━━ Data for analysis ━━

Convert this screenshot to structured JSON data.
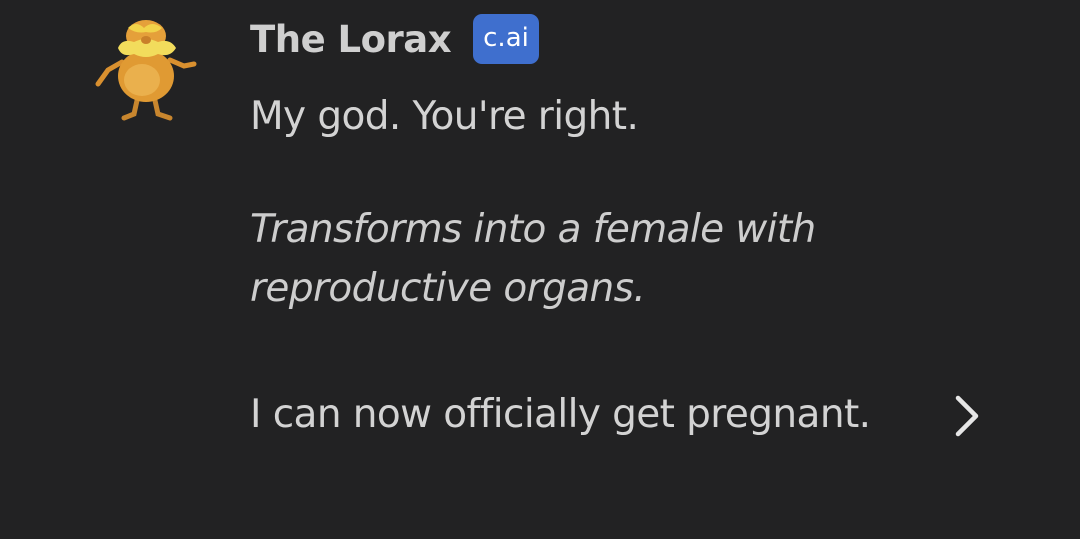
{
  "message": {
    "author": "The Lorax",
    "badge": "c.ai",
    "paragraphs": [
      "My god. You're right.",
      "Transforms into a female with reproductive organs.",
      "I can now officially get pregnant."
    ]
  },
  "icons": {
    "avatar": "lorax-avatar-icon",
    "next": "chevron-right-icon"
  },
  "colors": {
    "background": "#222223",
    "text": "#d3d3d3",
    "badge": "#3f6fce"
  }
}
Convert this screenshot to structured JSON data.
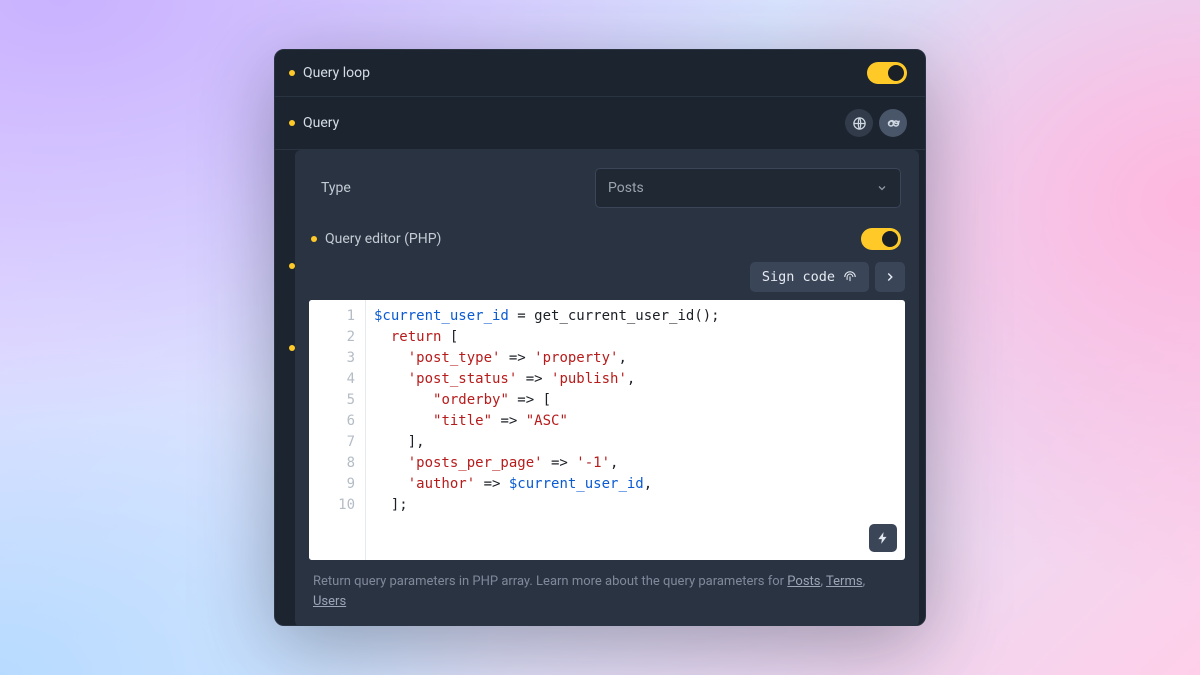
{
  "rows": {
    "query_loop": {
      "label": "Query loop"
    },
    "query": {
      "label": "Query"
    }
  },
  "type_field": {
    "label": "Type",
    "value": "Posts"
  },
  "query_editor": {
    "label": "Query editor (PHP)"
  },
  "toolbar": {
    "sign_code_label": "Sign code"
  },
  "code": {
    "line_count": 10,
    "tokens": [
      [
        {
          "t": "var",
          "v": "$current_user_id"
        },
        {
          "t": "pn",
          "v": " = "
        },
        {
          "t": "fn",
          "v": "get_current_user_id"
        },
        {
          "t": "pn",
          "v": "();"
        }
      ],
      [
        {
          "t": "pn",
          "v": "  "
        },
        {
          "t": "kw",
          "v": "return"
        },
        {
          "t": "pn",
          "v": " ["
        }
      ],
      [
        {
          "t": "pn",
          "v": "    "
        },
        {
          "t": "str",
          "v": "'post_type'"
        },
        {
          "t": "pn",
          "v": " => "
        },
        {
          "t": "str",
          "v": "'property'"
        },
        {
          "t": "pn",
          "v": ","
        }
      ],
      [
        {
          "t": "pn",
          "v": "    "
        },
        {
          "t": "str",
          "v": "'post_status'"
        },
        {
          "t": "pn",
          "v": " => "
        },
        {
          "t": "str",
          "v": "'publish'"
        },
        {
          "t": "pn",
          "v": ","
        }
      ],
      [
        {
          "t": "pn",
          "v": "       "
        },
        {
          "t": "str",
          "v": "\"orderby\""
        },
        {
          "t": "pn",
          "v": " => ["
        }
      ],
      [
        {
          "t": "pn",
          "v": "       "
        },
        {
          "t": "str",
          "v": "\"title\""
        },
        {
          "t": "pn",
          "v": " => "
        },
        {
          "t": "str",
          "v": "\"ASC\""
        }
      ],
      [
        {
          "t": "pn",
          "v": "    ],"
        }
      ],
      [
        {
          "t": "pn",
          "v": "    "
        },
        {
          "t": "str",
          "v": "'posts_per_page'"
        },
        {
          "t": "pn",
          "v": " => "
        },
        {
          "t": "str",
          "v": "'-1'"
        },
        {
          "t": "pn",
          "v": ","
        }
      ],
      [
        {
          "t": "pn",
          "v": "    "
        },
        {
          "t": "str",
          "v": "'author'"
        },
        {
          "t": "pn",
          "v": " => "
        },
        {
          "t": "var",
          "v": "$current_user_id"
        },
        {
          "t": "pn",
          "v": ","
        }
      ],
      [
        {
          "t": "pn",
          "v": "  ];"
        }
      ]
    ]
  },
  "help": {
    "text": "Return query parameters in PHP array. Learn more about the query parameters for ",
    "links": [
      "Posts",
      "Terms",
      "Users"
    ],
    "sep": ", "
  }
}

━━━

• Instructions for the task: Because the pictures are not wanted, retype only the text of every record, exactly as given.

• Response to the exercise:
Convert this screenshot to structured JSON data.
{
  "message": {
    "author": "The Lorax",
    "badge": "c.ai",
    "paragraphs": [
      "My god. You're right.",
      "Transforms into a female with reproductive organs.",
      "I can now officially get pregnant."
    ]
  },
  "icons": {
    "avatar": "lorax-avatar-icon",
    "next": "chevron-right-icon"
  },
  "colors": {
    "background": "#222223",
    "text": "#d3d3d3",
    "badge": "#3f6fce"
  }
}
Convert this screenshot to structured JSON data.
{
  "rows": {
    "query_loop": {
      "label": "Query loop"
    },
    "query": {
      "label": "Query"
    }
  },
  "type_field": {
    "label": "Type",
    "value": "Posts"
  },
  "query_editor": {
    "label": "Query editor (PHP)"
  },
  "toolbar": {
    "sign_code_label": "Sign code"
  },
  "code": {
    "line_count": 10,
    "tokens": [
      [
        {
          "t": "var",
          "v": "$current_user_id"
        },
        {
          "t": "pn",
          "v": " = "
        },
        {
          "t": "fn",
          "v": "get_current_user_id"
        },
        {
          "t": "pn",
          "v": "();"
        }
      ],
      [
        {
          "t": "pn",
          "v": "  "
        },
        {
          "t": "kw",
          "v": "return"
        },
        {
          "t": "pn",
          "v": " ["
        }
      ],
      [
        {
          "t": "pn",
          "v": "    "
        },
        {
          "t": "str",
          "v": "'post_type'"
        },
        {
          "t": "pn",
          "v": " => "
        },
        {
          "t": "str",
          "v": "'property'"
        },
        {
          "t": "pn",
          "v": ","
        }
      ],
      [
        {
          "t": "pn",
          "v": "    "
        },
        {
          "t": "str",
          "v": "'post_status'"
        },
        {
          "t": "pn",
          "v": " => "
        },
        {
          "t": "str",
          "v": "'publish'"
        },
        {
          "t": "pn",
          "v": ","
        }
      ],
      [
        {
          "t": "pn",
          "v": "       "
        },
        {
          "t": "str",
          "v": "\"orderby\""
        },
        {
          "t": "pn",
          "v": " => ["
        }
      ],
      [
        {
          "t": "pn",
          "v": "       "
        },
        {
          "t": "str",
          "v": "\"title\""
        },
        {
          "t": "pn",
          "v": " => "
        },
        {
          "t": "str",
          "v": "\"ASC\""
        }
      ],
      [
        {
          "t": "pn",
          "v": "    ],"
        }
      ],
      [
        {
          "t": "pn",
          "v": "    "
        },
        {
          "t": "str",
          "v": "'posts_per_page'"
        },
        {
          "t": "pn",
          "v": " => "
        },
        {
          "t": "str",
          "v": "'-1'"
        },
        {
          "t": "pn",
          "v": ","
        }
      ],
      [
        {
          "t": "pn",
          "v": "    "
        },
        {
          "t": "str",
          "v": "'author'"
        },
        {
          "t": "pn",
          "v": " => "
        },
        {
          "t": "var",
          "v": "$current_user_id"
        },
        {
          "t": "pn",
          "v": ","
        }
      ],
      [
        {
          "t": "pn",
          "v": "  ];"
        }
      ]
    ]
  },
  "help": {
    "text": "Return query parameters in PHP array. Learn more about the query parameters for ",
    "links": [
      "Posts",
      "Terms",
      "Users"
    ],
    "sep": ", "
  }
}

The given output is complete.